[[ Supplied material open ]]
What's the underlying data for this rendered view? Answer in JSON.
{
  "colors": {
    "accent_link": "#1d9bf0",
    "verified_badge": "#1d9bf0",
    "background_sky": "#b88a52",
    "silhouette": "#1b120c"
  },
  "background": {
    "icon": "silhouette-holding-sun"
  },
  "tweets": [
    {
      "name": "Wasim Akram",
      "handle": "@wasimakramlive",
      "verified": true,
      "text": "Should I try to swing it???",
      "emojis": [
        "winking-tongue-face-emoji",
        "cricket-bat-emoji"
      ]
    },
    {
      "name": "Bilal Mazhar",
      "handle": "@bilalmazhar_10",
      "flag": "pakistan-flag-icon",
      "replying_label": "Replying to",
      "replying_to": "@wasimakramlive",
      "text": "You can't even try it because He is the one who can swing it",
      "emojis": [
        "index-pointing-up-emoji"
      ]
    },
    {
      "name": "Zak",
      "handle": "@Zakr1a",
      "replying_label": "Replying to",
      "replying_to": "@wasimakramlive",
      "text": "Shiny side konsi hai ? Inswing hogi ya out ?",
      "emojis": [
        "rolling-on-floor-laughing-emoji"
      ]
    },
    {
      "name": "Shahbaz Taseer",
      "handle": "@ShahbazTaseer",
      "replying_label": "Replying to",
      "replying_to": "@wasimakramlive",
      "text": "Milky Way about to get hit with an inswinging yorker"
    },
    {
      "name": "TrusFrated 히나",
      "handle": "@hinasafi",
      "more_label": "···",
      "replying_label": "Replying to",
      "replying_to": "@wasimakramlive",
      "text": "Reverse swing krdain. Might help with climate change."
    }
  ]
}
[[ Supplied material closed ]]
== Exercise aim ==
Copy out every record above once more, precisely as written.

== Solution to the exercise ==
What's the underlying data for this rendered view? Answer in JSON.
{
  "colors": {
    "accent_link": "#1d9bf0",
    "verified_badge": "#1d9bf0",
    "background_sky": "#b88a52",
    "silhouette": "#1b120c"
  },
  "background": {
    "icon": "silhouette-holding-sun"
  },
  "tweets": [
    {
      "name": "Wasim Akram",
      "handle": "@wasimakramlive",
      "verified": true,
      "text": "Should I try to swing it???",
      "emojis": [
        "winking-tongue-face-emoji",
        "cricket-bat-emoji"
      ]
    },
    {
      "name": "Bilal Mazhar",
      "handle": "@bilalmazhar_10",
      "flag": "pakistan-flag-icon",
      "replying_label": "Replying to",
      "replying_to": "@wasimakramlive",
      "text": "You can't even try it because He is the one who can swing it",
      "emojis": [
        "index-pointing-up-emoji"
      ]
    },
    {
      "name": "Zak",
      "handle": "@Zakr1a",
      "replying_label": "Replying to",
      "replying_to": "@wasimakramlive",
      "text": "Shiny side konsi hai ? Inswing hogi ya out ?",
      "emojis": [
        "rolling-on-floor-laughing-emoji"
      ]
    },
    {
      "name": "Shahbaz Taseer",
      "handle": "@ShahbazTaseer",
      "replying_label": "Replying to",
      "replying_to": "@wasimakramlive",
      "text": "Milky Way about to get hit with an inswinging yorker"
    },
    {
      "name": "TrusFrated 히나",
      "handle": "@hinasafi",
      "more_label": "···",
      "replying_label": "Replying to",
      "replying_to": "@wasimakramlive",
      "text": "Reverse swing krdain. Might help with climate change."
    }
  ]
}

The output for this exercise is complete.